◆ **WORK ITEM**: Look through the records, and wherever the string "image" turns up, copy out that line.

[App and web page records]
------------------------

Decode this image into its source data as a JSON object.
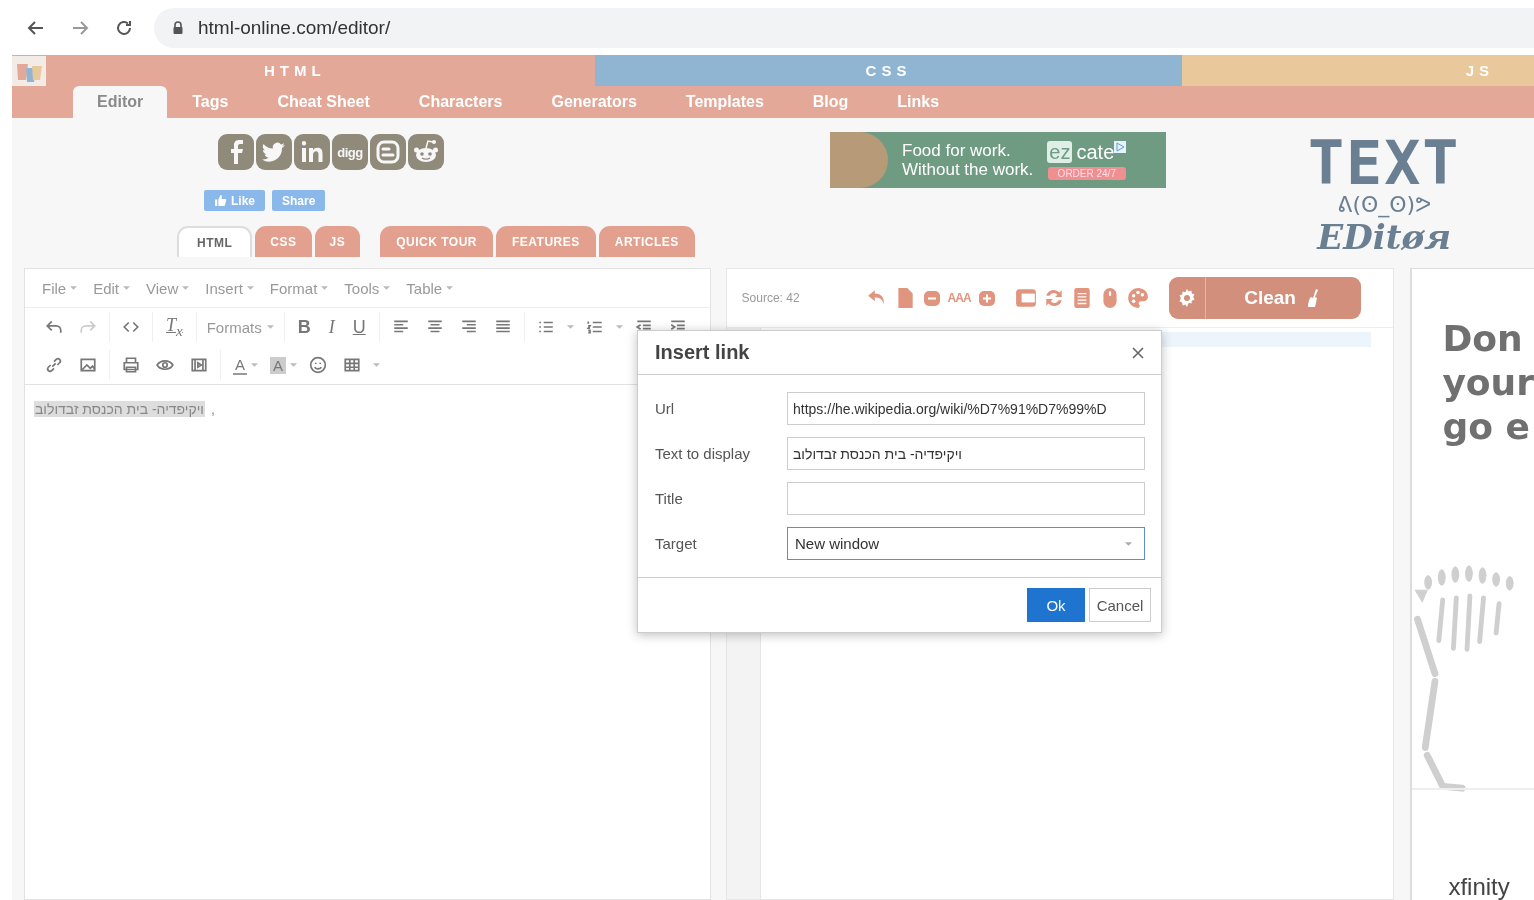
{
  "browser": {
    "address": "html-online.com/editor/"
  },
  "site_sections": [
    {
      "label": "HTML",
      "color": "#e3a898"
    },
    {
      "label": "CSS",
      "color": "#8fb5d3"
    },
    {
      "label": "JS",
      "color": "#e9c99b"
    }
  ],
  "nav_tabs": [
    {
      "label": "Editor",
      "selected": true
    },
    {
      "label": "Tags",
      "selected": false
    },
    {
      "label": "Cheat Sheet",
      "selected": false
    },
    {
      "label": "Characters",
      "selected": false
    },
    {
      "label": "Generators",
      "selected": false
    },
    {
      "label": "Templates",
      "selected": false
    },
    {
      "label": "Blog",
      "selected": false
    },
    {
      "label": "Links",
      "selected": false
    }
  ],
  "social": {
    "digg_label": "digg",
    "like_button": "Like",
    "share_button": "Share"
  },
  "editor_tabs": [
    {
      "label": "HTML",
      "kind": "mode",
      "selected": true
    },
    {
      "label": "CSS",
      "kind": "mode",
      "selected": false
    },
    {
      "label": "JS",
      "kind": "mode",
      "selected": false
    },
    {
      "label": "QUICK TOUR",
      "kind": "link",
      "selected": false
    },
    {
      "label": "FEATURES",
      "kind": "link",
      "selected": false
    },
    {
      "label": "ARTICLES",
      "kind": "link",
      "selected": false
    }
  ],
  "ad_banner": {
    "line_1": "Food for work.",
    "line_2": "Without the work.",
    "brand_prefix": "ez",
    "brand_suffix": "cate",
    "cta": "ORDER 24/7"
  },
  "logo": {
    "title": "TEXT",
    "face": "ᕕ(ʘ_ʘ)ᕗ",
    "subtitle": "EDitøя"
  },
  "wysiwyg": {
    "menu": [
      "File",
      "Edit",
      "View",
      "Insert",
      "Format",
      "Tools",
      "Table"
    ],
    "clear_format": "T$_{x}$",
    "formats": "Formats",
    "bold": "B",
    "italic": "I",
    "underline": "U",
    "text_color": "A",
    "background_color": "A",
    "content": {
      "link_text": "ויקיפדיה- בית הכנסת זבדולוב",
      "trailing": ","
    }
  },
  "source": {
    "label": "Source: 42",
    "font_sizes": "AAA",
    "clean_button": "Clean"
  },
  "right_ad": {
    "lines": [
      "Don",
      "your",
      "go e"
    ],
    "brand": "xfinity"
  },
  "dialog": {
    "title": "Insert link",
    "fields": [
      {
        "label": "Url",
        "kind": "text",
        "value": "https://he.wikipedia.org/wiki/%D7%91%D7%99%D",
        "focused": false
      },
      {
        "label": "Text to display",
        "kind": "text",
        "value": "ויקיפדיה- בית הכנסת זבדולוב",
        "focused": false
      },
      {
        "label": "Title",
        "kind": "text",
        "focused": false
      },
      {
        "label": "Target",
        "kind": "select",
        "value": "New window",
        "focused": true
      }
    ],
    "ok_button": "Ok",
    "cancel_button": "Cancel"
  }
}
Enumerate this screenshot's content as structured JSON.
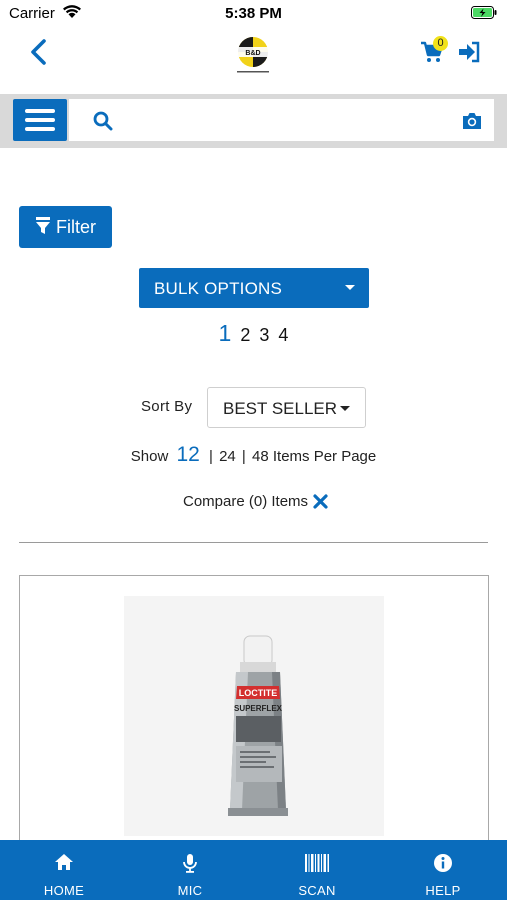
{
  "status_bar": {
    "carrier": "Carrier",
    "time": "5:38 PM"
  },
  "header": {
    "logo_text": "B&D INDUSTRIAL",
    "cart_count": "0"
  },
  "search": {
    "placeholder": "",
    "value": ""
  },
  "filter": {
    "label": "Filter"
  },
  "bulk_options": {
    "label": "BULK OPTIONS"
  },
  "pagination": {
    "current": "1",
    "pages": [
      "2",
      "3",
      "4"
    ]
  },
  "sort": {
    "label": "Sort By",
    "value": "BEST SELLER"
  },
  "per_page": {
    "prefix": "Show",
    "current": "12",
    "options": [
      "24",
      "48"
    ],
    "separator": "|",
    "suffix": "Items Per Page"
  },
  "compare": {
    "label": "Compare (0) Items"
  },
  "product": {
    "brand_text": "LOCTITE",
    "product_text": "SUPERFLEX"
  },
  "bottom_nav": [
    {
      "label": "HOME",
      "icon": "home-icon"
    },
    {
      "label": "MIC",
      "icon": "mic-icon"
    },
    {
      "label": "SCAN",
      "icon": "barcode-icon"
    },
    {
      "label": "HELP",
      "icon": "info-icon"
    }
  ],
  "colors": {
    "primary": "#0a6cbc",
    "badge": "#f1e21a",
    "search_strip": "#d9d9d9"
  }
}
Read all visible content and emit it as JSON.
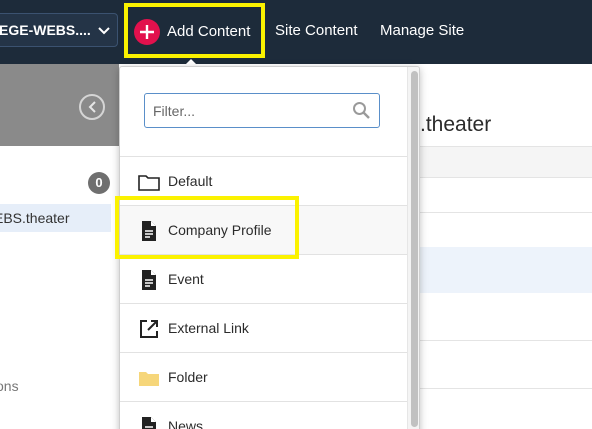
{
  "topbar": {
    "site_selector": "EGE-WEBS....",
    "add_content": "Add Content",
    "site_content": "Site Content",
    "manage_site": "Manage Site"
  },
  "left_panel": {
    "count": "0",
    "tree_item": "EBS.theater",
    "bottom_text": "ons"
  },
  "main": {
    "title_fragment": ".theater"
  },
  "dropdown": {
    "filter_placeholder": "Filter...",
    "filter_value": "",
    "items": [
      {
        "label": "Default",
        "icon": "folder-outline-icon"
      },
      {
        "label": "Company Profile",
        "icon": "document-icon"
      },
      {
        "label": "Event",
        "icon": "document-icon"
      },
      {
        "label": "External Link",
        "icon": "external-link-icon"
      },
      {
        "label": "Folder",
        "icon": "folder-filled-icon"
      },
      {
        "label": "News",
        "icon": "document-icon"
      }
    ]
  },
  "colors": {
    "topbar_bg": "#1d2b3a",
    "accent_plus": "#e2114d",
    "highlight": "#fbf200",
    "filter_border": "#5a8fc9",
    "folder_yellow": "#f6d67a"
  }
}
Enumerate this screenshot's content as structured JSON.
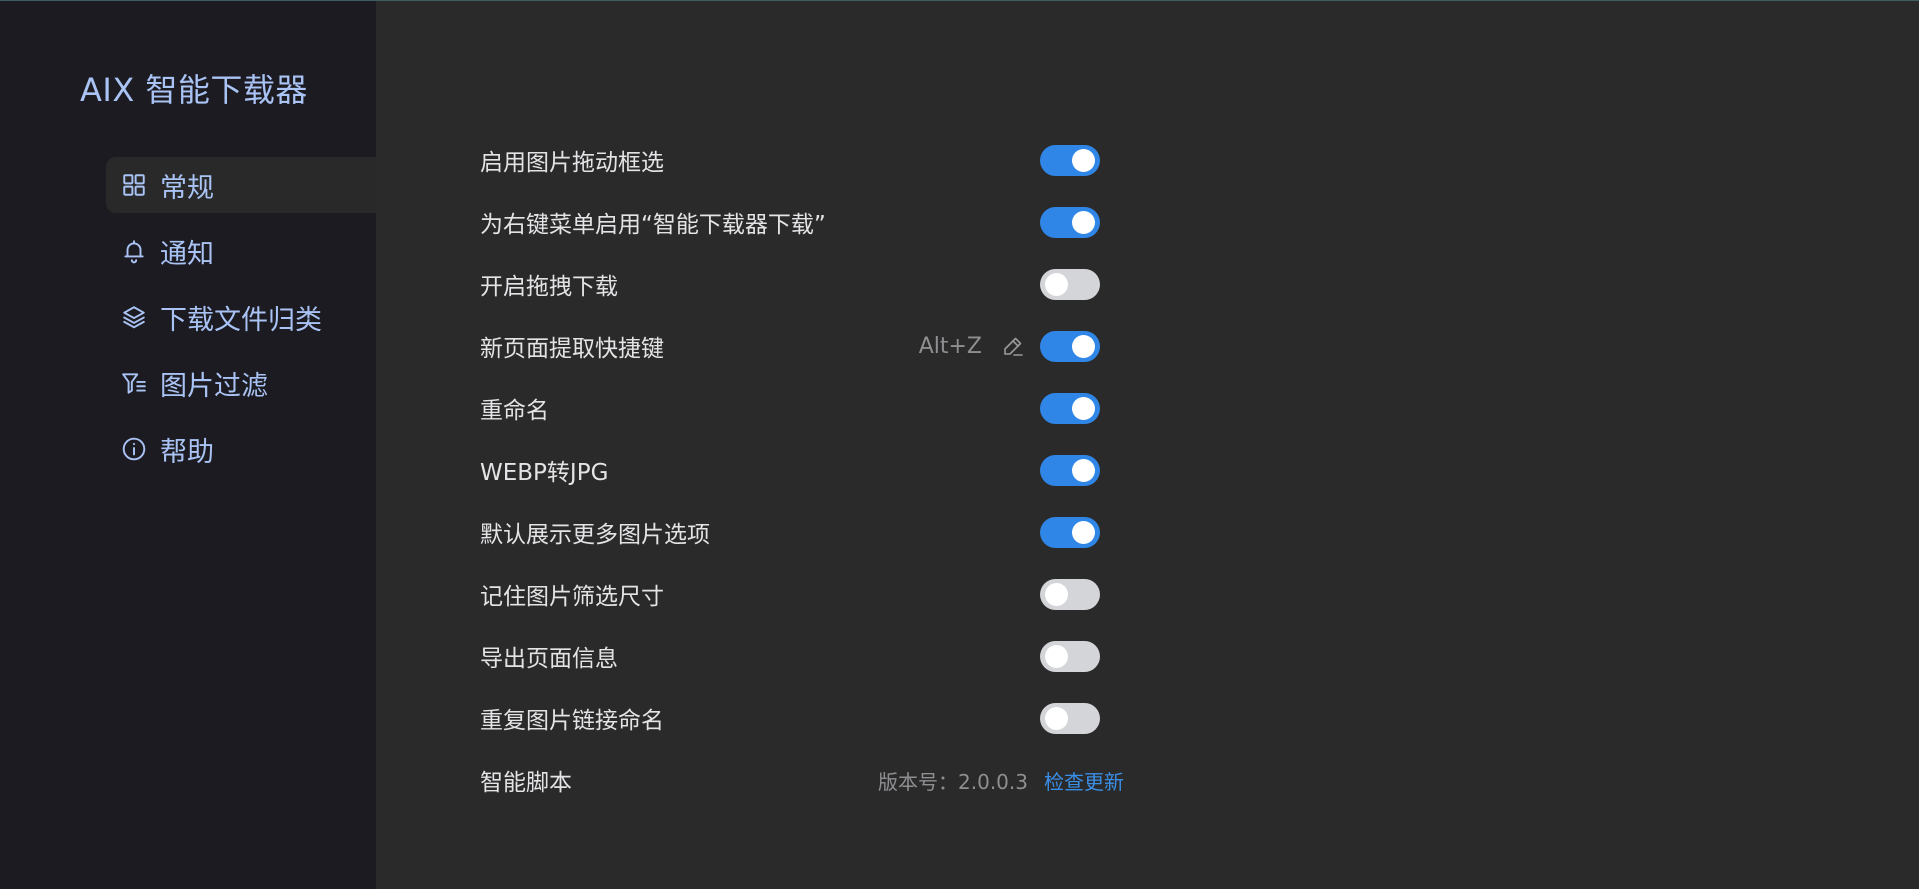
{
  "app": {
    "title": "AIX 智能下载器"
  },
  "sidebar": {
    "items": [
      {
        "label": "常规",
        "icon": "grid-icon",
        "active": true
      },
      {
        "label": "通知",
        "icon": "bell-icon",
        "active": false
      },
      {
        "label": "下载文件归类",
        "icon": "layers-icon",
        "active": false
      },
      {
        "label": "图片过滤",
        "icon": "filter-icon",
        "active": false
      },
      {
        "label": "帮助",
        "icon": "info-icon",
        "active": false
      }
    ]
  },
  "settings": {
    "rows": [
      {
        "label": "启用图片拖动框选",
        "enabled": true
      },
      {
        "label": "为右键菜单启用“智能下载器下载”",
        "enabled": true
      },
      {
        "label": "开启拖拽下载",
        "enabled": false
      },
      {
        "label": "新页面提取快捷键",
        "enabled": true,
        "shortcut": "Alt+Z"
      },
      {
        "label": "重命名",
        "enabled": true
      },
      {
        "label": "WEBP转JPG",
        "enabled": true
      },
      {
        "label": "默认展示更多图片选项",
        "enabled": true
      },
      {
        "label": "记住图片筛选尺寸",
        "enabled": false
      },
      {
        "label": "导出页面信息",
        "enabled": false
      },
      {
        "label": "重复图片链接命名",
        "enabled": false
      }
    ],
    "script": {
      "label": "智能脚本",
      "version": "版本号：2.0.0.3",
      "check_update": "检查更新"
    }
  },
  "colors": {
    "sidebar_bg": "#1d1b22",
    "main_bg": "#2a2a2b",
    "accent": "#2f86e6",
    "nav_text": "#a9c3f4",
    "link": "#3a8ee6"
  }
}
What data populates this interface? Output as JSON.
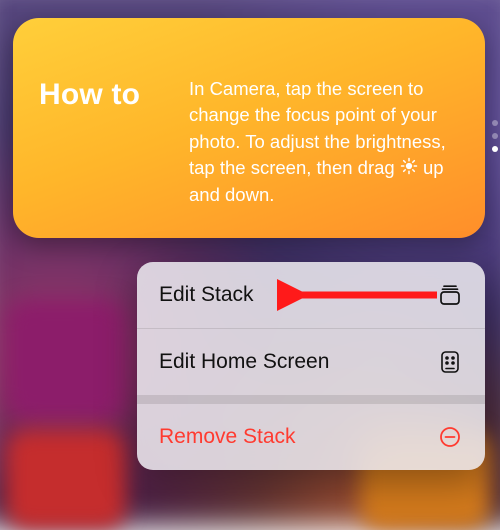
{
  "widget": {
    "title": "How to",
    "body_pre": "In Camera, tap the screen to change the focus point of your photo. To adjust the brightness, tap the screen, then drag ",
    "body_post": " up and down."
  },
  "menu": {
    "edit_stack": "Edit Stack",
    "edit_home_screen": "Edit Home Screen",
    "remove_stack": "Remove Stack"
  },
  "colors": {
    "destructive": "#ff3b30"
  }
}
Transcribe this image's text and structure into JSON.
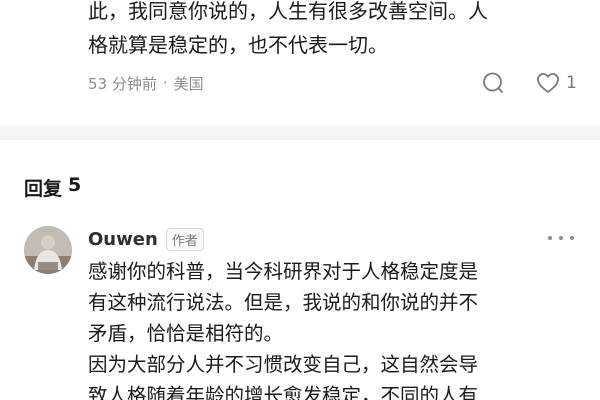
{
  "top_comment": {
    "text_lines": [
      "此，我同意你说的，人生有很多改善空间。人",
      "格就算是稳定的，也不代表一切。"
    ],
    "time": "53 分钟前",
    "separator": "·",
    "location": "美国",
    "like_count": "1",
    "icons": {
      "comment": "comment-bubble-icon",
      "like": "heart-icon"
    }
  },
  "replies": {
    "label": "回复",
    "count": "5"
  },
  "reply": {
    "author": "Ouwen",
    "badge": "作者",
    "icons": {
      "more": "more-dots-icon",
      "avatar": "avatar-image"
    },
    "body_lines": [
      "感谢你的科普，当今科研界对于人格稳定度是",
      "有这种流行说法。但是，我说的和你说的并不",
      "矛盾，恰恰是相符的。",
      "因为大部分人并不习惯改变自己，这自然会导",
      "致人格随着年龄的增长愈发稳定，不同的人有"
    ]
  }
}
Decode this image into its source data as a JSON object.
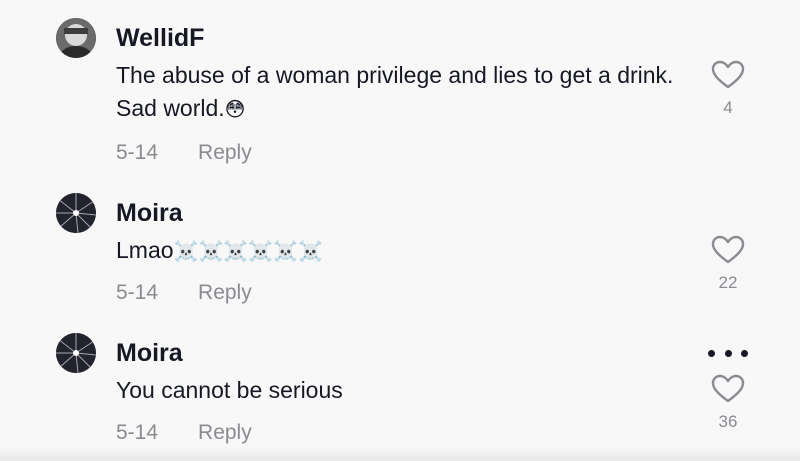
{
  "comments": [
    {
      "username": "WellidF",
      "text": "The abuse of a woman privilege and lies to get a drink. Sad world.",
      "emoji": "😳",
      "date": "5-14",
      "reply_label": "Reply",
      "likes": "4"
    },
    {
      "username": "Moira",
      "text": "Lmao",
      "emoji": "☠️☠️☠️☠️☠️☠️",
      "date": "5-14",
      "reply_label": "Reply",
      "likes": "22"
    },
    {
      "username": "Moira",
      "text": "You cannot be serious",
      "emoji": "",
      "date": "5-14",
      "reply_label": "Reply",
      "likes": "36"
    }
  ],
  "icons": {
    "like": "heart-outline-icon",
    "more": "more-options-icon"
  },
  "colors": {
    "background": "#f8f8f8",
    "text": "#161823",
    "secondary": "#8a8b91"
  }
}
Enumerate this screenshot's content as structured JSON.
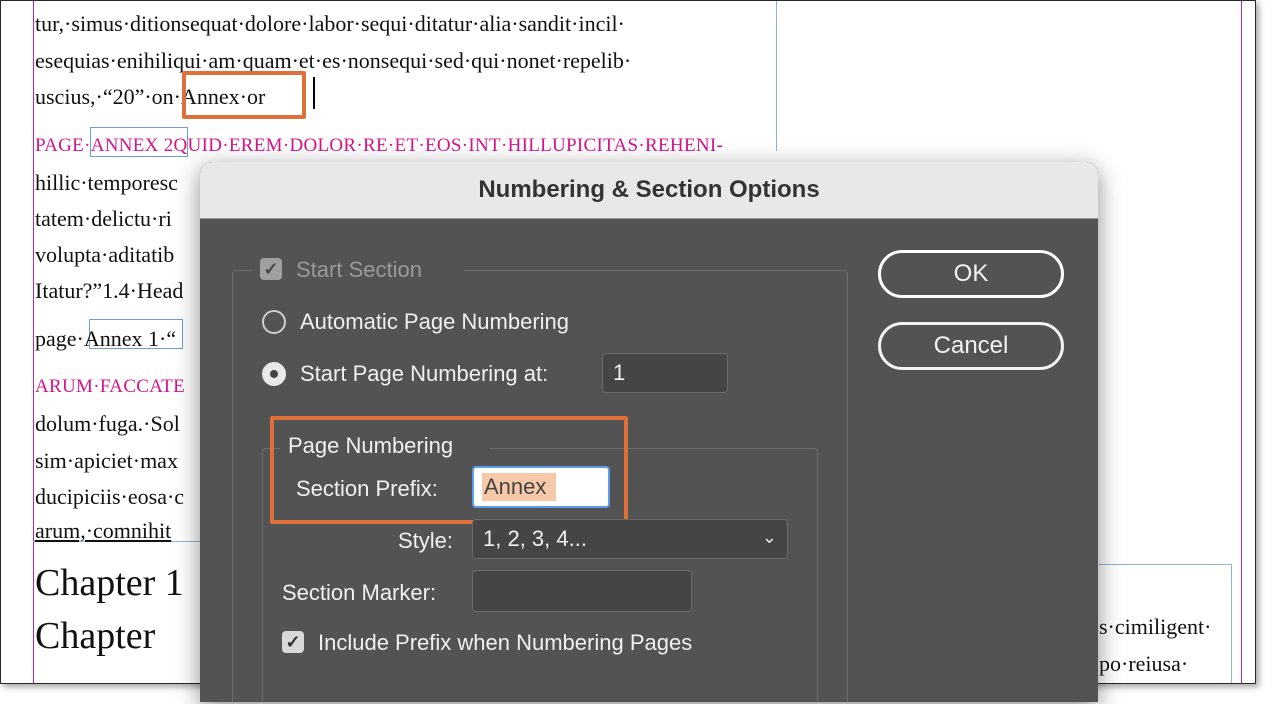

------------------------

◆ **RESPONSE TO THIS TASK**:
Decode this image into its source data as a JSON object.
Transcribe this image's text and structure into JSON.
      "avatar": "avatar-image"
Decode this image into its source data as a JSON object.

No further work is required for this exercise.